To this day the KGB is still very much an enigma (within an enigma wrapped in a riddle, as it stands) and when the KGB got involved in gun requirements, or so we’re finding out now, things usually got interesting. When their ideas were sold to the Soviet military, they eventually made their way up the short ladder to the Politburo and, in 1969, just such a chain of events led to the birth of the PSM 5.45mm pistol.
Officially, throughout the 1970s, Soviets made vocal their belief that a new compact and concealable, lightweight semi-automatic pistol was a much needed, personal defense weapon for senior military officers and internal security folks to carry in country. All of that, however, was a smokescreen because it was actually the KGB who needed the weapon—never mind the military officers drawn from the ranks of the Motherland’s most promising scientists and engineers. The written requirements were that the pistol be as slim as possible and lacking in any external excrescences that might inadvertently catch on clothing. The objective appears obvious in the days of mass produced and commercially available “concealed carry” pieces: the creation of a weapon meant to be carried under clothing as unobtrusively as possible while also being able to be drawn as quickly and smoothly as possible (now, does that really sound like something designed for senior military officers, or rather for the clandestine people within the KGB?).
Anyway, the weapon was created and designed around a newly developed piece of ammunition, the 5.45mm (0.215 inch) round with a bottle-necked case and a spitzer-pointed jacketed bullet. It actually provided superior firepower over the standard 5.59mm (0.22 inch) long-rifle as well as the Browning 6.35mm (0.25 inch) ACP cartridges. While the round offers only a modest muzzle velocity, the bullet is said to possess far better penetrative capability against many types of body armor.
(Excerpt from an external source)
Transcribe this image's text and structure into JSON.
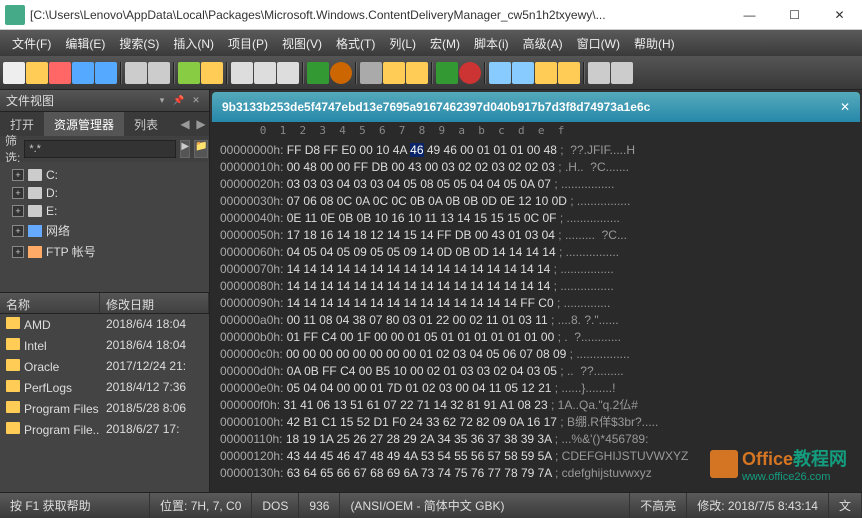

The Pistolet Samozaryadnii Malogabaritnii (PSM, or ‘small self-loading pistol,’ per interpretation), entered production in 1973. By 1981, it was in the hands of an untold number of military folks. It is a conventional blowback operated weapon with a double-action trigger and a manually operated safety catch. There is no slide stop on the pistol. It is made primarily of steel, but the grip side pieces were fabricated from thin aluminum alloys in order to reduce the weight and the width of the pistol, hence better concealment per the KGB requirements. The gun’s barrel had six rifling grooves and a right-hand twist. The magazine carried eight rounds and once the magazine has been removed the weapon can be made safe by the standard pulling back of the slide to ensure there isn’t a round in the chamber.
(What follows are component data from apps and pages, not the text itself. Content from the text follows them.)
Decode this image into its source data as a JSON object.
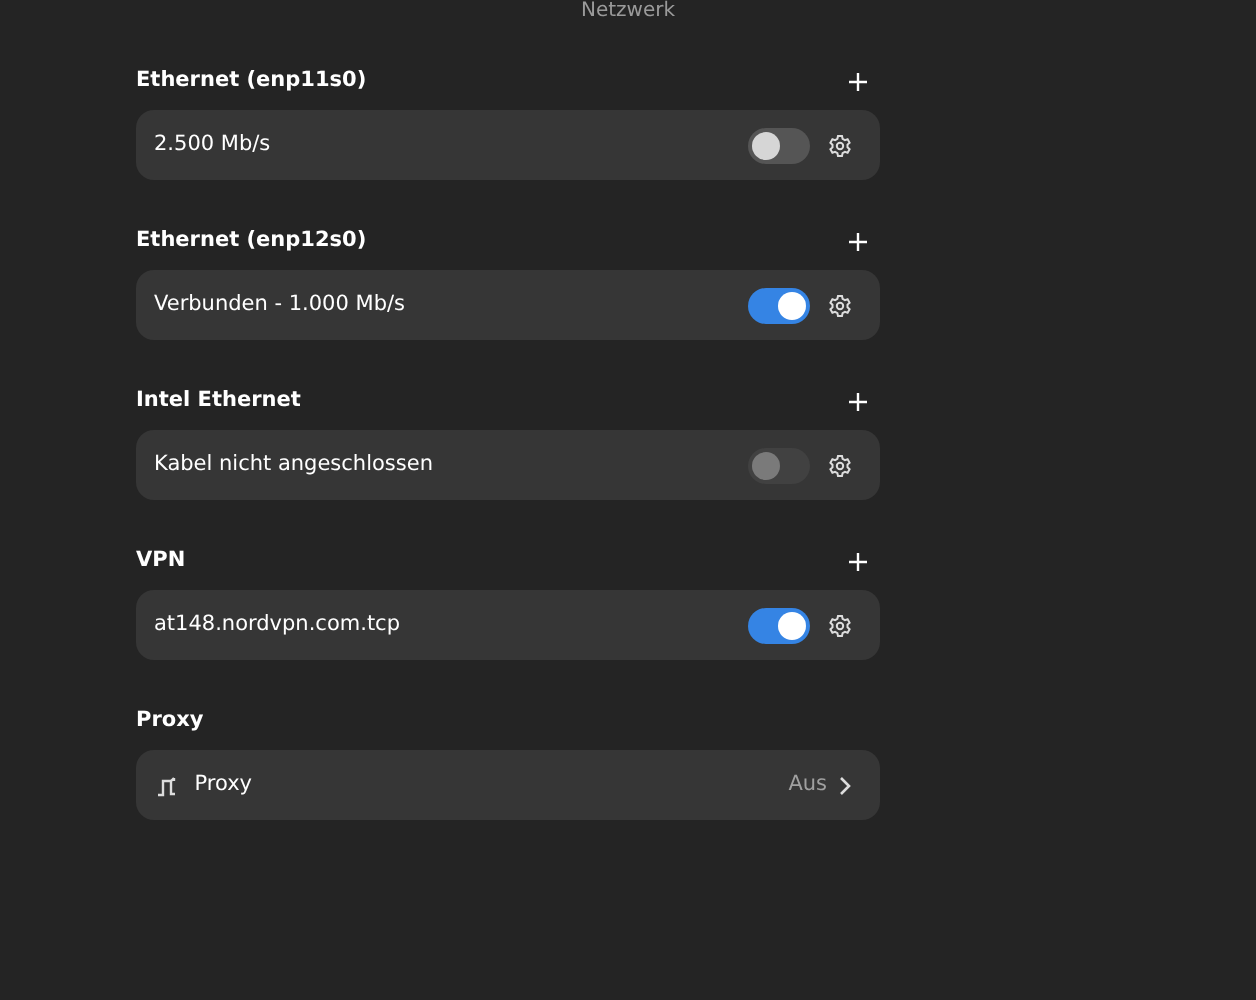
{
  "window": {
    "title": "Netzwerk"
  },
  "sections": [
    {
      "title": "Ethernet (enp11s0)",
      "kind": "device",
      "rows": [
        {
          "label": "2.500 Mb/s",
          "on": false,
          "disabled": false
        }
      ]
    },
    {
      "title": "Ethernet (enp12s0)",
      "kind": "device",
      "rows": [
        {
          "label": "Verbunden - 1.000 Mb/s",
          "on": true,
          "disabled": false
        }
      ]
    },
    {
      "title": "Intel Ethernet",
      "kind": "device",
      "rows": [
        {
          "label": "Kabel nicht angeschlossen",
          "on": false,
          "disabled": true
        }
      ]
    },
    {
      "title": "VPN",
      "kind": "device",
      "rows": [
        {
          "label": "at148.nordvpn.com.tcp",
          "on": true,
          "disabled": false
        }
      ]
    },
    {
      "title": "Proxy",
      "kind": "link",
      "rows": [
        {
          "label": "Proxy",
          "value": "Aus"
        }
      ]
    }
  ]
}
The pistol’s weight was right at 1.014 pounds with an overall length of 6.1 inches. The length of the barrel was 3.35 inches and the modest muzzle velocity came in at around 1,033 feet per second. The weapon is still in use by some elements of the Russian military and even found its way into the Bulgarian army. It can now be found on black markets all across Europe.
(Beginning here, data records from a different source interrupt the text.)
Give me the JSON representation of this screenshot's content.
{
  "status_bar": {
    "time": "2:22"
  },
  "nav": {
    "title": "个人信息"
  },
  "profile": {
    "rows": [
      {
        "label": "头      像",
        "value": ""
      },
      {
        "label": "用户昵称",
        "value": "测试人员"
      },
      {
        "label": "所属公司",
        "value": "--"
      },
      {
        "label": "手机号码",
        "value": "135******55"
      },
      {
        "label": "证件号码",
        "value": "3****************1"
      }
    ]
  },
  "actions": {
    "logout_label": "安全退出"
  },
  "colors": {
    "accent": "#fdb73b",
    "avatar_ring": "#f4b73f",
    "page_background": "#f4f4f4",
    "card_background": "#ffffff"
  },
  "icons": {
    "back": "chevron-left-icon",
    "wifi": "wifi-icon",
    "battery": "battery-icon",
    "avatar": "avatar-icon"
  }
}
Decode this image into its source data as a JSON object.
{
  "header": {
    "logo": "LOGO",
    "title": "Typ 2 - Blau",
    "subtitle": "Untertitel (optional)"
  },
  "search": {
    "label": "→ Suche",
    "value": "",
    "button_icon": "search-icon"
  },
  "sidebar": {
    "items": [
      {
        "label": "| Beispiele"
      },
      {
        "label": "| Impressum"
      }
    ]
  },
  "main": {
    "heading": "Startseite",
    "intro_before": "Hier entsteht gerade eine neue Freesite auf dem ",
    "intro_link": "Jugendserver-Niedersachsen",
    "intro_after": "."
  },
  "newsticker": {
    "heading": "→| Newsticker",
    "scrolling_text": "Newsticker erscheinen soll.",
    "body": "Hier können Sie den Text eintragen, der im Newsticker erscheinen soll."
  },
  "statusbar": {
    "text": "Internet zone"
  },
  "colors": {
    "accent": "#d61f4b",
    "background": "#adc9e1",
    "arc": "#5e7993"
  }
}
Well, okay, but what’s the PSM’s claim to fame? Well, none other than Prime Minister Vladimir Vladimirovich Putin, the former president of Russia, and apparently the next president (as he and President Medvedev are planning on swapping places), may have had a hand in the weapon’s creation. It seems that when Putin was a member of the KGB he carried a Makarov 9mm pistol, but complained because it would catch on clothing whenever it was being drawn from under his outer garments. He made some suggestions to his higher ups in the KGB and they got forwarded on, and eventually the little PSM was created.
One wonders after learning all of this, was it possible that former KGB Agent Putin, now Prime Minister Putin, ever used either his Makarov or, later, his PSM to quiet the voices of political dissidents in the country? And, one also has to wonder, with the press calling out the Russian leader over staged events including his supposed discovery of ancient Greek urns while vacationing in the Black Sea regions, is the story behind the little PSM just continuing a well worn, despotic tradition for cultivating a cult of personality?